Medical Board Defense Attorney
One of the most common settlement agreements reached at ISC is the agreed order. An agreed order is an advantageous settlement tool for the license holder to use in avoiding a hearing at the State Office of Administrative Hearings (“SOAH”). Unlike at SOAH where the licensee subjects his or her rights and privileges to the discretion and authority of an administrative law judge, the licensee can directly negotiate and influence the contents of an agreed order. Furthermore, new information or a change of circumstances may even allow the license holder to re-negotiate a previously accepted order. Before discussing the negotiation process, it is important to understand how the initial order comes into being.
Any matter within the board’s jurisdiction may be resolved informally by an agreed order. The first opportunity for a licensee to resolve alleged violations of board rules, the Medical Practice Act (“the Act”), or a previous board order is in the Informal Show Compliance (“ISC”). The recommendation for an agreed order must be in writing, prepared by board staff and presented to the licensee and his or her attorney. The license holder may accept the proposed settlement by signing and returning the order within the time period prescribed. Then, the order must be submitted to the board for approval. However, if the licensee rejects or fails to timely accept the proposed agreement, board staff will file a formal complaint at SOAH.
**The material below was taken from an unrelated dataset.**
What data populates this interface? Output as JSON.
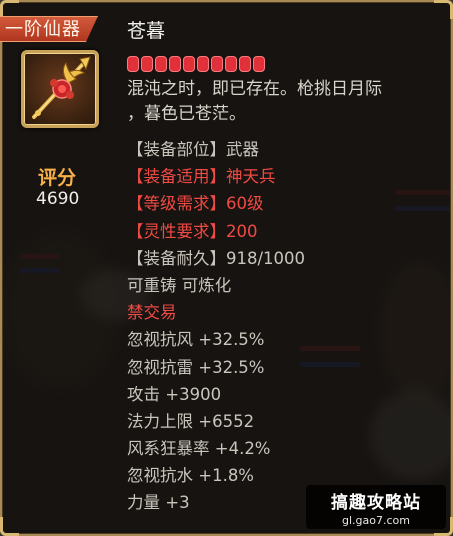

After a proposed agreed order is accepted, additional negotiations may be held between board staff and the licensee or the licensee’s attorney. This may be accomplished in consultation with one or both of the board representatives who were present at the ISC. If neither of the representatives is available, a board member may participate in the negotiations. All negotiations may be performed in person or over the telephone. The original ISC recommendations of the board representatives may be only modified if new information comes to light, there is a change of circumstances, or there is a need to expedite the resolution of the allegations in the interest of protecting the public. At least one of the ISC panelist’s must be consulted and concur with any subsequent substantive modifications. Just like the initial order, a modified order must be submitted to the board for approval. Lastly, the board may then adopt, modify, or reject the modified recommendations.